I move that this House:
(1) notes that the Senate Foreign Affairs, Defence and Trade References Committee tabled its report into the human rights implications of recent violence in Iran on 1 February 2023;
(2) acknowledges that submissions to the inquiry overwhelmingly called for the Government to list the Islamic Revolutionary Guard Corps as a terrorist organisation;
(3) recognises that the Islamic Revolutionary Guard Corps poses a threat to Australia’s national security and the security of Australians at home and abroad, especially the Iranian-Australian community;
(4) further notes that Australia’s international partners have taken or are taking steps to categorise the Islamic Revolutionary Guard Corps as a terrorist organisation, including the United States of America and the United Kingdom; and

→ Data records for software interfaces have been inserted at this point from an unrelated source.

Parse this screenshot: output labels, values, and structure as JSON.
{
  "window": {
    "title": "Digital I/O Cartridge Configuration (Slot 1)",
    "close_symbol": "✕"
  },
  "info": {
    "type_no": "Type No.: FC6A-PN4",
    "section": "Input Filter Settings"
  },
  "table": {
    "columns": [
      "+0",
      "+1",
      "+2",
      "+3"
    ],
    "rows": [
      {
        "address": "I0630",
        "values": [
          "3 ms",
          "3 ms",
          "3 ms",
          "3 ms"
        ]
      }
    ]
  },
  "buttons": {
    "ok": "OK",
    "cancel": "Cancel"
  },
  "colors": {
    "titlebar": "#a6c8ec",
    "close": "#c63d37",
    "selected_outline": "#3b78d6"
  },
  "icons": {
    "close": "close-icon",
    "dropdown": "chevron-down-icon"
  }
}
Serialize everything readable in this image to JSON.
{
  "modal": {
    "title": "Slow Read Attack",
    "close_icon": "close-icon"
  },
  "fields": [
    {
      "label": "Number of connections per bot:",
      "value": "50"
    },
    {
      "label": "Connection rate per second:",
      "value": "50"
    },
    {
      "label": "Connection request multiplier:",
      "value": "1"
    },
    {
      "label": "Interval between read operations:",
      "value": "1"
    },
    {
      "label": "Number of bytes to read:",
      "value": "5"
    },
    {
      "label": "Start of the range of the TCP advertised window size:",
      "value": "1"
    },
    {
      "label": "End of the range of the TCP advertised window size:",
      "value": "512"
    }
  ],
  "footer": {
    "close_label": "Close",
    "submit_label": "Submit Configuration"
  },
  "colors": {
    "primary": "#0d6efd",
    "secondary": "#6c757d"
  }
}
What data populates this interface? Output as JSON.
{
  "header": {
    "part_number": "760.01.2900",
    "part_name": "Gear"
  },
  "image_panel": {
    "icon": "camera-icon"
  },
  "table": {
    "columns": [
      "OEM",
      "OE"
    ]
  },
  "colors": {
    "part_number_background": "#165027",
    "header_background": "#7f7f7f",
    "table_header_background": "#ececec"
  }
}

(5) calls on the Government to urgently take the necessary steps to formally categorise the Islamic Revolutionary Guard Corps as an organisation involved in supporting and facilitating terrorism.
In so doing, I call on the government to urgently take the necessary steps to formally categorise the Islamic Revolutionary Guard Corps, the IRGC, as an organisation involved in supporting and facilitating terrorism. In my former role as the Minister for Home Affairs, I oversaw the listing of the entirety of Hamas, The Base and Hezbollah as terrorist organisations. It’s a powerful signal to those who threaten our way of life.
Like many others, I have been alarmed at how the threat from the IRGC has escalated over the past nine months, especially since the civil unrest following the death of Jina Amini in September last year. As this motion outlines, the Senate Foreign Affairs, Defence and Trade References Committee inquiry into the human rights implications of recent violence in Iran heard many cases of human rights abuses by the IRGC as well as threats to the Australian-Iranian community. In fact, such is the degree of fear over repercussions for speaking out that the vast majority of the 893 submissions to the Senate committee are either name withheld or confidential. As one of the confidential submissions from a female Iranian-Australian says:
This submission is confidential as I have concerns regarding the wellbeing of my family members who are still living in Iran. The Islamic Republic of Iran has a well-known history of harassing, arresting and torturing family members of any Iranians who dare criticise the brutality of the regime.
There isn’t time in this debate to go through the litany of publicly reported human rights abuses, including violent crackdowns on protesters, political executions, menacing harassment and even the reported poisoning of women and girls who dared to attend schools.
I’ve spoken with many people who have an intimate knowledge of the conduct of the IRGC and the threats made to families here in Australia, including Peter Murphy, who runs Australian Supporters of Democracy in Iran, and the Melbourne for Iran group and the Iranian Women’s Association of Australia, whom I met on a visit to my colleague the member for Menzies’s electorate. I also spoke with Ms Dowlat Nowrouzi, a director of the National Council of Resistance of Iran, who had to flee the country when she was a teenager and now lives in Europe.
These groups all raised similar and deeply concerning viewpoints, which I believe this government must heed. As one of the submissions to the Senate inquiry said:
This is an opportunity for a country like Australia that respects human rights to support the oppressed and persecuted in Iran.
Importantly, this organisation is not just a remote threat, given the Australian Signals Directorate confirmed to the parliament last year that IRGC affiliated actors have targeted Australian organisations with ransomware attacks.
In its submission to the Senate inquiry, the Department of Home Affairs said it was aware of reports that pro-Iranian government informants are surveilling former Iranian residents protesting against the regime in Australia and threatening their relatives in Iran. Yet, literally at the last minute, the Attorney-General’s Department also made a submission saying:
The Attorney-General’s Department is of the view that, as an organ of a nation state, the Islamic Revolutionary Guard Corps is not the kind of entity that is covered by the terrorist organisation provision in the Criminal Code.
The Executive Council of Australian Jewry co-CEO Peter Wertheim described the AGD’s legalise as ‘disappointing’ and the legal excuses as ‘flimsy’. He said:
While an entire organisation or its government cannot constitute a terrorist organisation under Australian law, there is no reason why a discrete agency of a government, with its own constitution and organisational structure, cannot be designated as such.
I’m deeply concerned that the Attorney-General appears to be putting important national security considerations effectively in the too-hard basket. But I do welcome the fact that foreign minister Penny Wong as recently as this morning announced the imposition of additional action through Magnitsky-style sanctions on Iranians individuals and entities, and these include those within the IRGC. The foreign minister claimed the government would employ every strategy at our disposal towards upholding human rights, and I encourage the government to make sure that they do and that that goes much further than simply sanctions against individuals.